I run before the sun rises for the opportunity to be alone in the silence of the forest. I run in the predawn to replace the chatter in my head with the stillness of the dark forest. It is within these spaces of stillness that ideas and illumination into the next creative step slip in before the chatter of the day resumes once again.Read More
Recognition begins fairly quickly. Knowing is revealed slowly. Familiarity opens itself to a knowledge that stretches beyond a perceptual knowing of a place to an integrated embodied knowing. It’s a knowing that happens when you can sense the rhythms and patterns without being overtly aware of them. This knowing is sensitive. It may feel like knowing something from the gut, but the gut doesn’t have anything to do with it. It’s really a knowing that comes from connection. If the connection is disrupted, it is felt.Read More
Every river has a unique color palette, and they all fluctuate with the seasons. It’s like the color is a facet of the river’s personality. And now, through satellites and long-term data collection, we can clearly see how the colors are drifting away from their traditional cyclical patterns. The personalities of rivers are changing over time.Read More
The creative process often feels dark and murky. Sometimes shining a light on it makes it worse. There is no past. There is no future. There is only this one line being drawn right now. Only the present exists.Read More
The creative process spirals. It is not a neat, straight trajectory that marches forward into the future. Concepts, materials, and techniques can be pulled from far in the past and spiraled into a new body of work.Read More
Why does the forest smell like roses in January?
Shut out the light and align your breath to what you hear. You start to hear the stories that are told by water.
Fairy circles, wood anatomy and water – What stories can we derive about the natural world by understanding what underlies self-organizing patterns? Evolutionary biologist and mathematician Corina Tarnita looks to Alan Turing for a key.Read More
An idea starts to form. If it asks for something else, then the idea might have legs. The idea doesn’t necessarily need to have good strong running legs. At first, it just needs to be able to stand up on its own. If it does, then there is the possibility that it could develop strong running legs.Read More

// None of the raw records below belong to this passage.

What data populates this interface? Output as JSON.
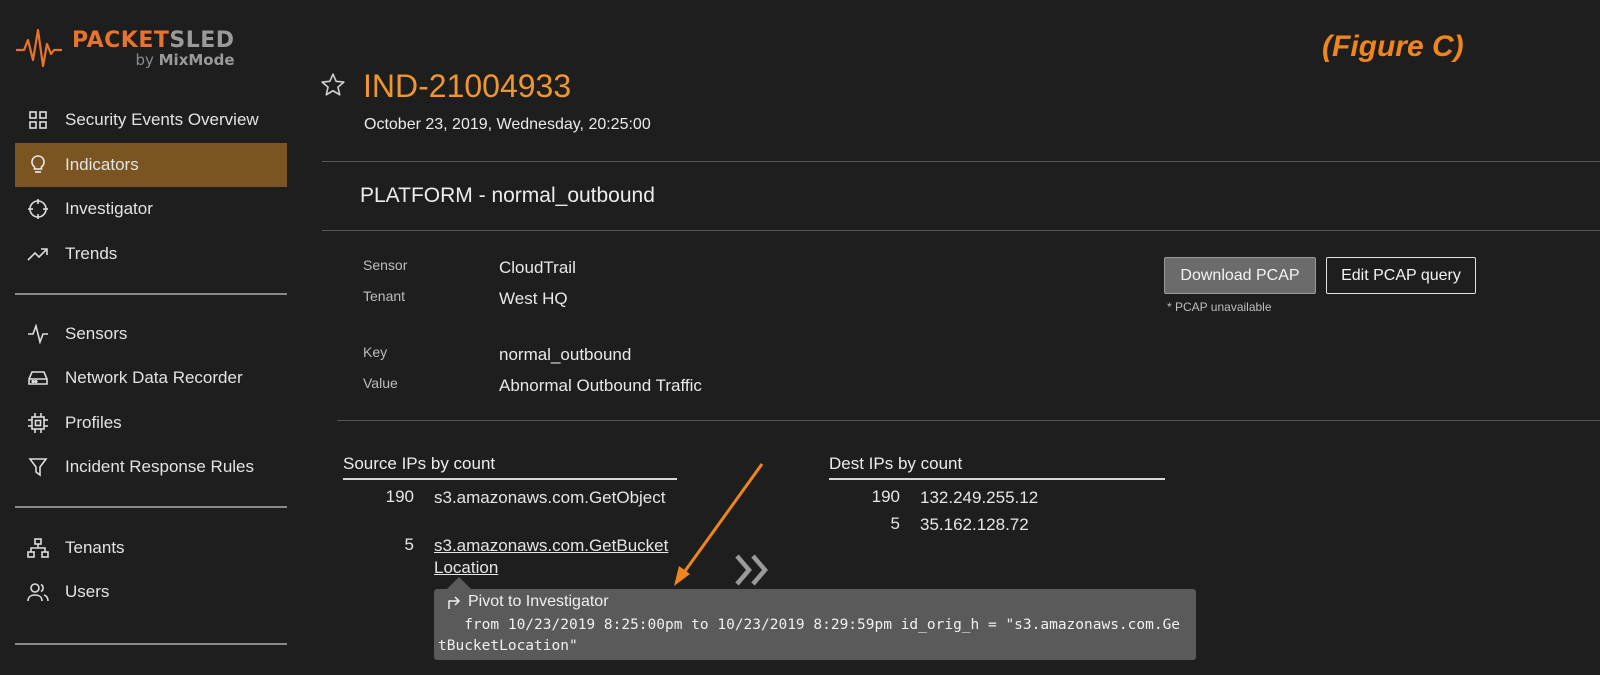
{
  "brand": {
    "name_part1": "PACKET",
    "name_part2": "SLED",
    "by": "by",
    "company": "MixMode",
    "accent": "#f0962e"
  },
  "sidebar": {
    "items": [
      {
        "label": "Security Events Overview",
        "icon": "grid-icon"
      },
      {
        "label": "Indicators",
        "icon": "lightbulb-icon",
        "active": true
      },
      {
        "label": "Investigator",
        "icon": "crosshair-icon"
      },
      {
        "label": "Trends",
        "icon": "trending-up-icon"
      },
      {
        "label": "Sensors",
        "icon": "activity-icon"
      },
      {
        "label": "Network Data Recorder",
        "icon": "hard-drive-icon"
      },
      {
        "label": "Profiles",
        "icon": "chip-icon"
      },
      {
        "label": "Incident Response Rules",
        "icon": "filter-icon"
      },
      {
        "label": "Tenants",
        "icon": "network-icon"
      },
      {
        "label": "Users",
        "icon": "users-icon"
      }
    ]
  },
  "annotation": {
    "figure_label": "(Figure C)"
  },
  "indicator": {
    "id": "IND-21004933",
    "datetime": "October 23, 2019, Wednesday, 20:25:00",
    "section_title": "PLATFORM - normal_outbound",
    "fields": {
      "sensor_label": "Sensor",
      "sensor_value": "CloudTrail",
      "tenant_label": "Tenant",
      "tenant_value": "West HQ",
      "key_label": "Key",
      "key_value": "normal_outbound",
      "value_label": "Value",
      "value_value": "Abnormal Outbound Traffic"
    }
  },
  "actions": {
    "download_pcap": "Download PCAP",
    "edit_pcap_query": "Edit PCAP query",
    "pcap_note": "* PCAP unavailable"
  },
  "source_ips": {
    "header": "Source IPs by count",
    "rows": [
      {
        "count": "190",
        "value": "s3.amazonaws.com.GetObject"
      },
      {
        "count": "5",
        "value": "s3.amazonaws.com.GetBucketLocation"
      }
    ]
  },
  "dest_ips": {
    "header": "Dest IPs by count",
    "rows": [
      {
        "count": "190",
        "value": "132.249.255.12"
      },
      {
        "count": "5",
        "value": "35.162.128.72"
      }
    ]
  },
  "tooltip": {
    "title": "Pivot to Investigator",
    "query": "   from 10/23/2019 8:25:00pm to 10/23/2019 8:29:59pm id_orig_h = \"s3.amazonaws.com.GetBucketLocation\""
  }
}
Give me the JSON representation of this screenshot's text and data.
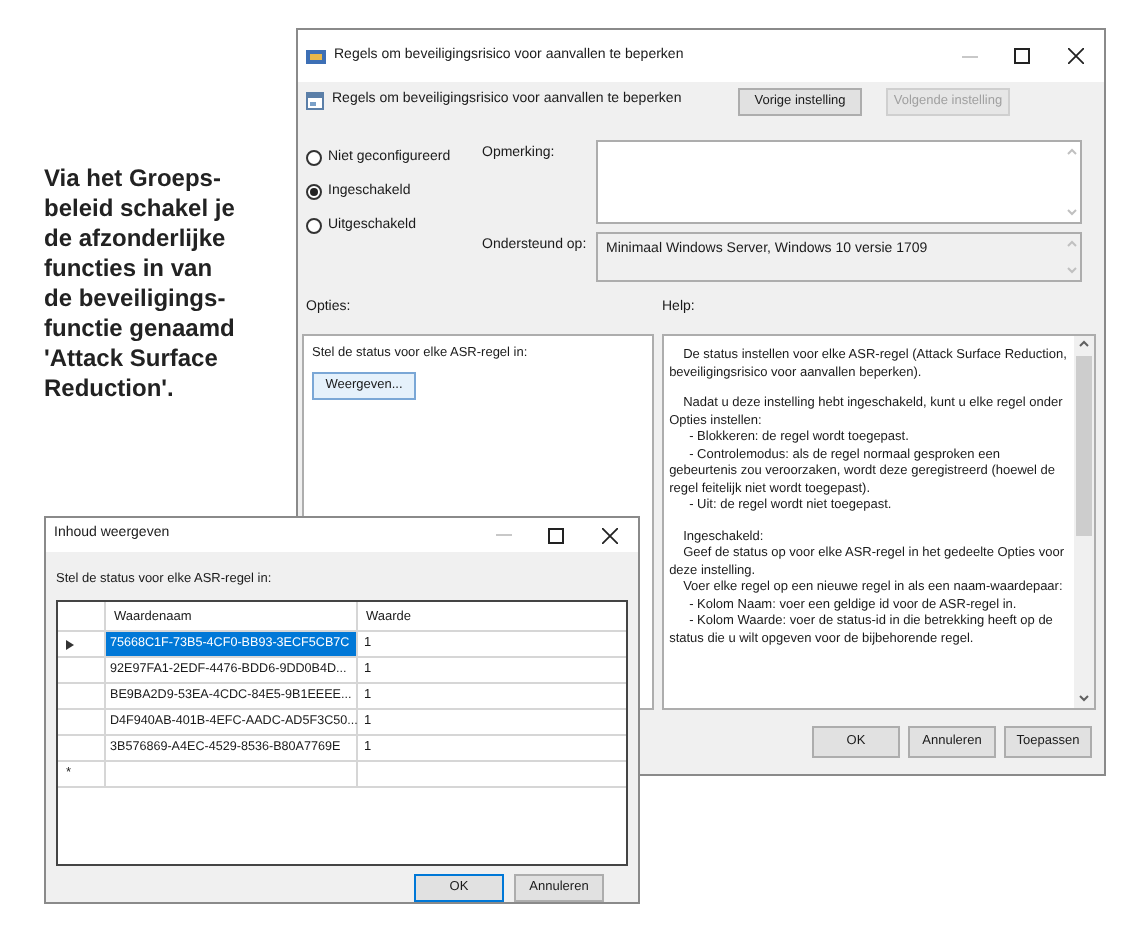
{
  "caption": {
    "lines": [
      "Via het Groeps-",
      "beleid schakel je",
      "de afzonderlijke",
      "functies in van",
      "de beveiligings-",
      "functie genaamd",
      "'Attack Surface",
      "Reduction'."
    ]
  },
  "main_window": {
    "title": "Regels om beveiligingsrisico voor aanvallen te beperken",
    "setting_name": "Regels om beveiligingsrisico voor aanvallen te beperken",
    "nav_buttons": [
      {
        "label": "Vorige instelling",
        "disabled": false
      },
      {
        "label": "Volgende instelling",
        "disabled": true
      }
    ],
    "radios": [
      {
        "label": "Niet geconfigureerd",
        "selected": false
      },
      {
        "label": "Ingeschakeld",
        "selected": true
      },
      {
        "label": "Uitgeschakeld",
        "selected": false
      }
    ],
    "comment_label": "Opmerking:",
    "supported_label": "Ondersteund op:",
    "supported_value": "Minimaal Windows Server, Windows 10 versie 1709",
    "options_label": "Opties:",
    "help_label": "Help:",
    "options": {
      "text": "Stel de status voor elke ASR-regel in:",
      "button": "Weergeven..."
    },
    "help": [
      [
        {
          "kind": "para",
          "text": "De status instellen voor elke ASR-regel (Attack Surface Reduction, beveiligingsrisico voor aanvallen beperken)."
        }
      ],
      [
        {
          "kind": "para",
          "text": "Nadat u deze instelling hebt ingeschakeld, kunt u elke regel onder Opties instellen:"
        },
        {
          "kind": "item",
          "text": "- Blokkeren: de regel wordt toegepast."
        },
        {
          "kind": "item",
          "text": "- Controlemodus: als de regel normaal gesproken een gebeurtenis zou veroorzaken, wordt deze geregistreerd (hoewel de regel feitelijk niet wordt toegepast)."
        },
        {
          "kind": "item",
          "text": "- Uit: de regel wordt niet toegepast."
        }
      ],
      [
        {
          "kind": "para",
          "text": "Ingeschakeld:"
        },
        {
          "kind": "para",
          "text": "Geef de status op voor elke ASR-regel in het gedeelte Opties voor deze instelling."
        },
        {
          "kind": "para",
          "text": "Voer elke regel op een nieuwe regel in als een naam-waardepaar:"
        },
        {
          "kind": "item",
          "text": "- Kolom Naam: voer een geldige id voor de ASR-regel in."
        },
        {
          "kind": "item",
          "text": "- Kolom Waarde: voer de status-id in die betrekking heeft op de status die u wilt opgeven voor de bijbehorende regel."
        }
      ]
    ],
    "buttons": [
      "OK",
      "Annuleren",
      "Toepassen"
    ]
  },
  "content_window": {
    "title": "Inhoud weergeven",
    "label": "Stel de status voor elke ASR-regel in:",
    "columns": [
      "Waardenaam",
      "Waarde"
    ],
    "rows": [
      {
        "name": "75668C1F-73B5-4CF0-BB93-3ECF5CB7C",
        "value": "1",
        "selected": true
      },
      {
        "name": "92E97FA1-2EDF-4476-BDD6-9DD0B4D...",
        "value": "1",
        "selected": false
      },
      {
        "name": "BE9BA2D9-53EA-4CDC-84E5-9B1EEEE...",
        "value": "1",
        "selected": false
      },
      {
        "name": "D4F940AB-401B-4EFC-AADC-AD5F3C50...",
        "value": "1",
        "selected": false
      },
      {
        "name": "3B576869-A4EC-4529-8536-B80A7769E",
        "value": "1",
        "selected": false
      }
    ],
    "new_row_marker": "*",
    "buttons": [
      "OK",
      "Annuleren"
    ]
  }
}
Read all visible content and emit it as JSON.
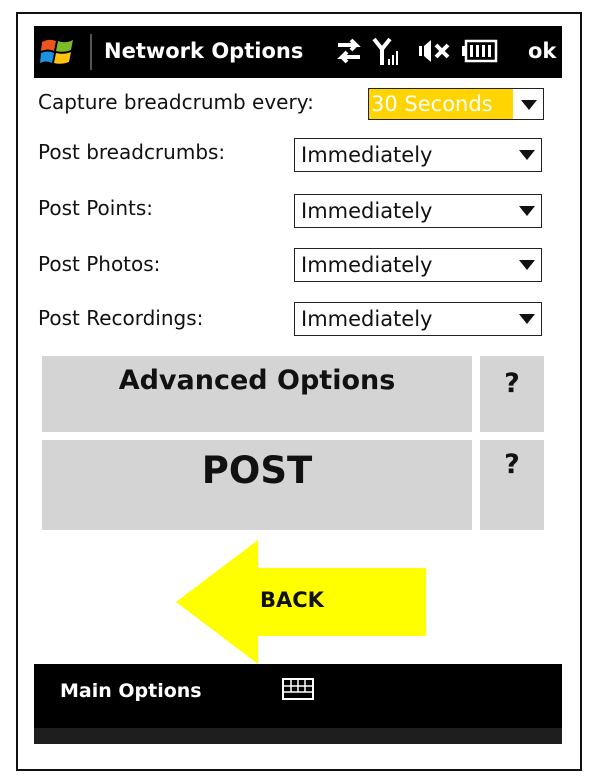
{
  "titlebar": {
    "title": "Network Options",
    "ok_label": "ok",
    "icons": [
      "windows-start-icon",
      "connectivity-arrows-icon",
      "signal-strength-icon",
      "volume-muted-icon",
      "battery-icon"
    ]
  },
  "form": {
    "capture": {
      "label": "Capture breadcrumb every:",
      "value": "30 Seconds"
    },
    "rows": [
      {
        "label": "Post breadcrumbs:",
        "value": "Immediately"
      },
      {
        "label": "Post Points:",
        "value": "Immediately"
      },
      {
        "label": "Post Photos:",
        "value": "Immediately"
      },
      {
        "label": "Post Recordings:",
        "value": "Immediately"
      }
    ]
  },
  "buttons": {
    "advanced_label": "Advanced Options",
    "advanced_help": "?",
    "post_label": "POST",
    "post_help": "?",
    "back_label": "BACK"
  },
  "bottombar": {
    "left_softkey": "Main Options",
    "center_icon": "keyboard-icon"
  },
  "colors": {
    "bar_bg": "#000000",
    "button_gray": "#d4d4d4",
    "highlight_yellow": "#ffd400",
    "arrow_yellow": "#ffff00"
  }
}
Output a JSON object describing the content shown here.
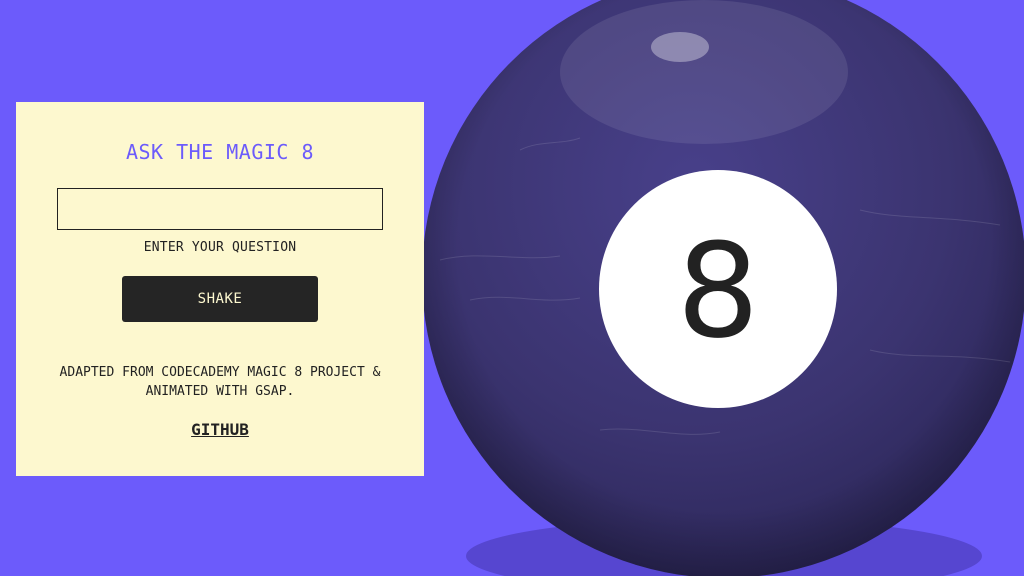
{
  "page": {
    "background_color": "#6c5bfb"
  },
  "panel": {
    "title": "ASK THE MAGIC 8",
    "question_input_value": "",
    "question_input_placeholder": "",
    "input_label": "ENTER YOUR QUESTION",
    "shake_button_label": "SHAKE",
    "credit_line1": "ADAPTED FROM CODECADEMY MAGIC 8 PROJECT &",
    "credit_line2": "ANIMATED WITH GSAP.",
    "github_link_label": "GITHUB"
  },
  "ball": {
    "number": "8",
    "body_color": "#3b3470",
    "window_color": "#ffffff"
  }
}
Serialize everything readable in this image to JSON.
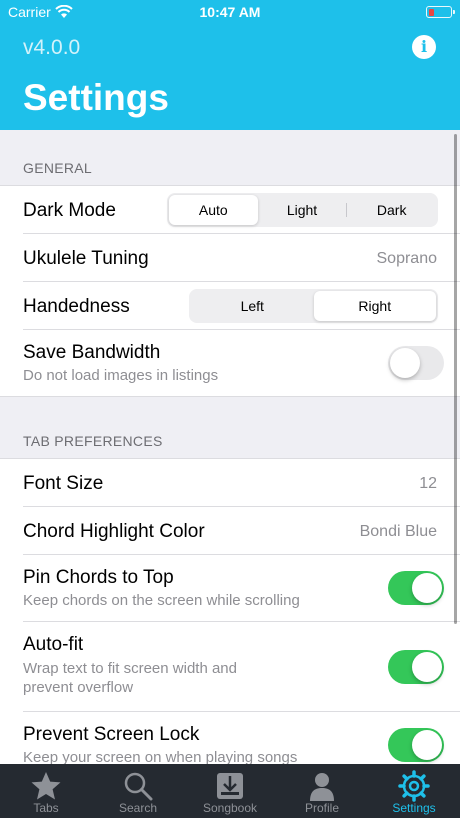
{
  "status_bar": {
    "carrier": "Carrier",
    "time": "10:47 AM"
  },
  "header": {
    "version": "v4.0.0",
    "title": "Settings",
    "info_icon": "info-icon"
  },
  "general": {
    "section_title": "GENERAL",
    "dark_mode": {
      "label": "Dark Mode",
      "options": [
        "Auto",
        "Light",
        "Dark"
      ],
      "selected": "Auto"
    },
    "ukulele_tuning": {
      "label": "Ukulele Tuning",
      "value": "Soprano"
    },
    "handedness": {
      "label": "Handedness",
      "options": [
        "Left",
        "Right"
      ],
      "selected": "Right"
    },
    "save_bandwidth": {
      "label": "Save Bandwidth",
      "subtitle": "Do not load images in listings",
      "enabled": false
    }
  },
  "tab_preferences": {
    "section_title": "TAB PREFERENCES",
    "font_size": {
      "label": "Font Size",
      "value": "12"
    },
    "chord_highlight_color": {
      "label": "Chord Highlight Color",
      "value": "Bondi Blue"
    },
    "pin_chords": {
      "label": "Pin Chords to Top",
      "subtitle": "Keep chords on the screen while scrolling",
      "enabled": true
    },
    "auto_fit": {
      "label": "Auto-fit",
      "subtitle_line1": "Wrap text to fit screen width and",
      "subtitle_line2": "prevent overflow",
      "enabled": true
    },
    "prevent_screen_lock": {
      "label": "Prevent Screen Lock",
      "subtitle": "Keep your screen on when playing songs",
      "enabled": true
    }
  },
  "tab_bar": {
    "tabs": [
      {
        "label": "Tabs",
        "icon": "star-icon"
      },
      {
        "label": "Search",
        "icon": "search-icon"
      },
      {
        "label": "Songbook",
        "icon": "download-icon"
      },
      {
        "label": "Profile",
        "icon": "person-icon"
      },
      {
        "label": "Settings",
        "icon": "gear-icon"
      }
    ],
    "active": "Settings"
  },
  "colors": {
    "accent": "#1ec0ea",
    "toggle_on": "#34c759",
    "tab_bar": "#252a31"
  }
}
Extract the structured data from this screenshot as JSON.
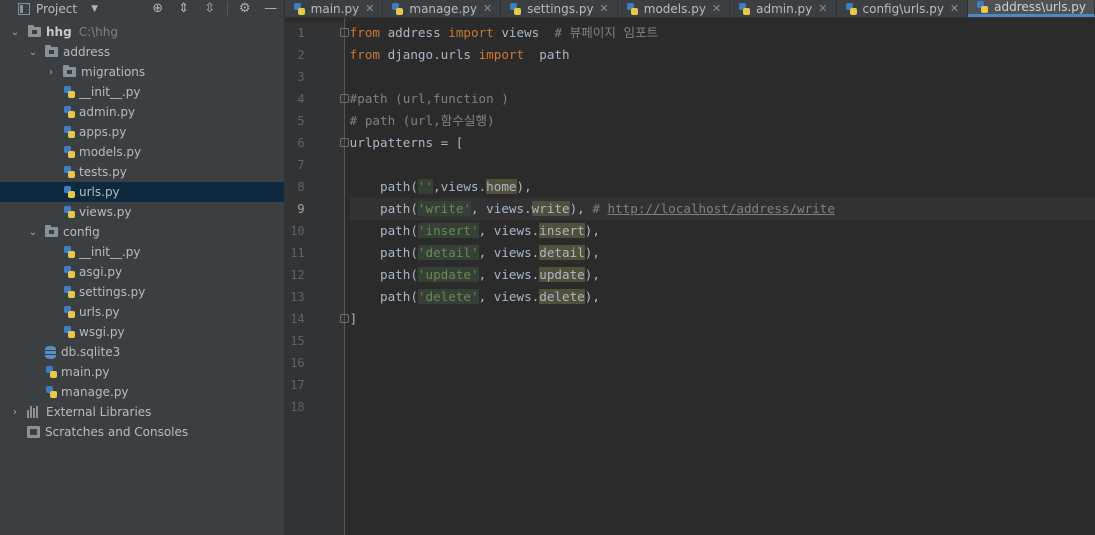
{
  "project_panel": {
    "title": "Project",
    "root": {
      "name": "hhg",
      "path": "C:\\hhg"
    },
    "tree": [
      {
        "label": "address",
        "kind": "folder",
        "depth": 1,
        "expanded": true
      },
      {
        "label": "migrations",
        "kind": "folder",
        "depth": 2,
        "expanded": false
      },
      {
        "label": "__init__.py",
        "kind": "py",
        "depth": 2
      },
      {
        "label": "admin.py",
        "kind": "py",
        "depth": 2
      },
      {
        "label": "apps.py",
        "kind": "py",
        "depth": 2
      },
      {
        "label": "models.py",
        "kind": "py",
        "depth": 2
      },
      {
        "label": "tests.py",
        "kind": "py",
        "depth": 2
      },
      {
        "label": "urls.py",
        "kind": "py",
        "depth": 2,
        "selected": true
      },
      {
        "label": "views.py",
        "kind": "py",
        "depth": 2
      },
      {
        "label": "config",
        "kind": "folder",
        "depth": 1,
        "expanded": true
      },
      {
        "label": "__init__.py",
        "kind": "py",
        "depth": 2
      },
      {
        "label": "asgi.py",
        "kind": "py",
        "depth": 2
      },
      {
        "label": "settings.py",
        "kind": "py",
        "depth": 2
      },
      {
        "label": "urls.py",
        "kind": "py",
        "depth": 2
      },
      {
        "label": "wsgi.py",
        "kind": "py",
        "depth": 2
      },
      {
        "label": "db.sqlite3",
        "kind": "db",
        "depth": 1
      },
      {
        "label": "main.py",
        "kind": "py",
        "depth": 1
      },
      {
        "label": "manage.py",
        "kind": "py",
        "depth": 1
      }
    ],
    "external_libraries": "External Libraries",
    "scratches": "Scratches and Consoles"
  },
  "tabs": [
    {
      "label": "main.py",
      "active": false
    },
    {
      "label": "manage.py",
      "active": false
    },
    {
      "label": "settings.py",
      "active": false
    },
    {
      "label": "models.py",
      "active": false
    },
    {
      "label": "admin.py",
      "active": false
    },
    {
      "label": "config\\urls.py",
      "active": false
    },
    {
      "label": "address\\urls.py",
      "active": true
    }
  ],
  "editor": {
    "current_line": 9,
    "line_numbers": [
      "1",
      "2",
      "3",
      "4",
      "5",
      "6",
      "7",
      "8",
      "9",
      "10",
      "11",
      "12",
      "13",
      "14",
      "15",
      "16",
      "17",
      "18"
    ],
    "lines": [
      [
        "from",
        " address ",
        "import",
        " views  ",
        "# 뷰페이지 임포트"
      ],
      [
        "from",
        " django.urls ",
        "import",
        "  path"
      ],
      [],
      [
        "#path (url,function )"
      ],
      [
        "# path (url,함수실행)"
      ],
      [
        "urlpatterns = ["
      ],
      [],
      [
        "    path(",
        "''",
        ",views.",
        "home",
        "),"
      ],
      [
        "    path(",
        "'write'",
        ", views.",
        "write",
        "), ",
        "# ",
        "http://localhost/address/write"
      ],
      [
        "    path(",
        "'insert'",
        ", views.",
        "insert",
        "),"
      ],
      [
        "    path(",
        "'detail'",
        ", views.",
        "detail",
        "),"
      ],
      [
        "    path(",
        "'update'",
        ", views.",
        "update",
        "),"
      ],
      [
        "    path(",
        "'delete'",
        ", views.",
        "delete",
        "),"
      ],
      [
        "]"
      ]
    ]
  }
}
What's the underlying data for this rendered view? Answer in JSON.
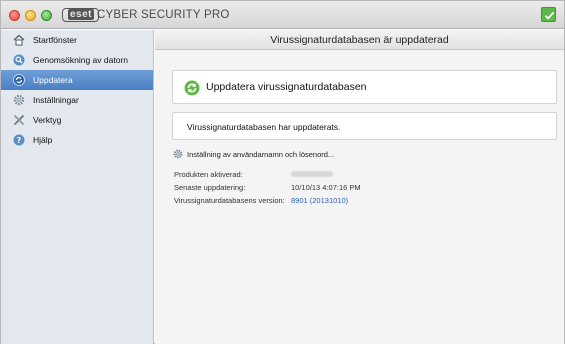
{
  "window": {
    "app_title": "CYBER SECURITY PRO",
    "logo_text": "eset",
    "status": "protected"
  },
  "sidebar": {
    "items": [
      {
        "label": "Startfönster",
        "icon": "home-icon"
      },
      {
        "label": "Genomsökning av datorn",
        "icon": "scan-icon"
      },
      {
        "label": "Uppdatera",
        "icon": "update-icon",
        "active": true
      },
      {
        "label": "Inställningar",
        "icon": "gear-icon"
      },
      {
        "label": "Verktyg",
        "icon": "tools-icon"
      },
      {
        "label": "Hjälp",
        "icon": "help-icon"
      }
    ]
  },
  "main": {
    "header_title": "Virussignaturdatabasen är uppdaterad",
    "update_button_label": "Uppdatera virussignaturdatabasen",
    "status_message": "Virussignaturdatabasen har uppdaterats.",
    "settings_link": "Inställning av användarnamn och lösenord...",
    "info": {
      "activated_label": "Produkten aktiverad:",
      "activated_value": "",
      "last_update_label": "Senaste uppdatering:",
      "last_update_value": "10/10/13 4:07:16 PM",
      "version_label": "Virussignaturdatabasens version:",
      "version_value": "8901 (20131010)"
    }
  },
  "colors": {
    "active_nav": "#4a7fc4",
    "sidebar_bg": "#e3e8ee",
    "status_green": "#5cb848",
    "link_blue": "#2e63b3"
  }
}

Reflections: OPEN on view at Anti-Aesthetic Gallery November 2 – December 21. A sidewalk exhibition of video work by Gray Space.Read More
What is an “episodic lifetime artist in residence?” On November 2 at 7 PM Corvallis Art Guild will feature a discussion with Eugene artist Leah Wilson, a multi-media visual artist and writer in Eugene. Her presentation will focus on Place as Collaborator.Read More
Arts-Sci at OSU will feature a discussion with Eugene artist Leah Wilson, a multi-media visual artist and writer in Eugene. Her presentation will focus on her new installation in the Forest Science Complex. Listening to the Forest spans the scale of an old-growth tree from the cellular level, to one growing in the forest. The installation creates a contemplative visual experience of light, color, shadow, and rhythm.Read More
Monday, September 7, 2020 was a hot, windy day. On the evening of September 7th, the Holiday Farm Fire ignited and the McKenzie watershed burst into flames. The next morning was one of the darkest mornings that I have ever experienced.Read More
June 7 – July 26, At Liberty Arts, Bend, OR.
Opening Reception June 7, 5pm.
Divergence is a group exhibition curated by Andries Fourie, exploring the artistic strategies of eight artists who work in different ways and investigate a variety of subjects, but also share an affinity for elegance, technical skill and design.
The photographs, paintings, drawings and prints of Hong Chun Zhang, Susan Rochester, Nathan Lewis, Analee Fuentes, Tallmadge Doyle, Leah Wilson, Kirsten Furlong and Frank Miller show us that conceptually-driven art can also be visually sophisticated and beautiful: a balanced marriage of form and content. Their work celebrates the fact that artists who follow different visual paths can still reach the same destination.
Leah Wilson’s solo exhibition of work from the HJ Andrews Experimental Forest titled, Leah Wilson: Collecting Evanescence will be seen at Lane Community College Main Campus Art Gallery in Eugene, OR. January 7 – February 6, 2019. Opening Reception January 10 from 4:30 – 6pm.Read More
I am not drawn to the more contemporary understanding of a muse as a particular person who inspires an artist to create work, almost like a love letter about the one objectified as the muse. I am more interested in the ancient Greek understanding of the muses. They are more like nymphs who could be found in forests and streams. They are capricious beings who have ideas of their own and they are looking for someone to help them manifest those ideas into tangible creations in the world. They are transient collaborators at best.Read More
A forest can feel like a place of great stillness and quiet. But if you dig a little deeper, there’s a hidden world beneath your feet as busy and complicated as a city at rush hour.Read More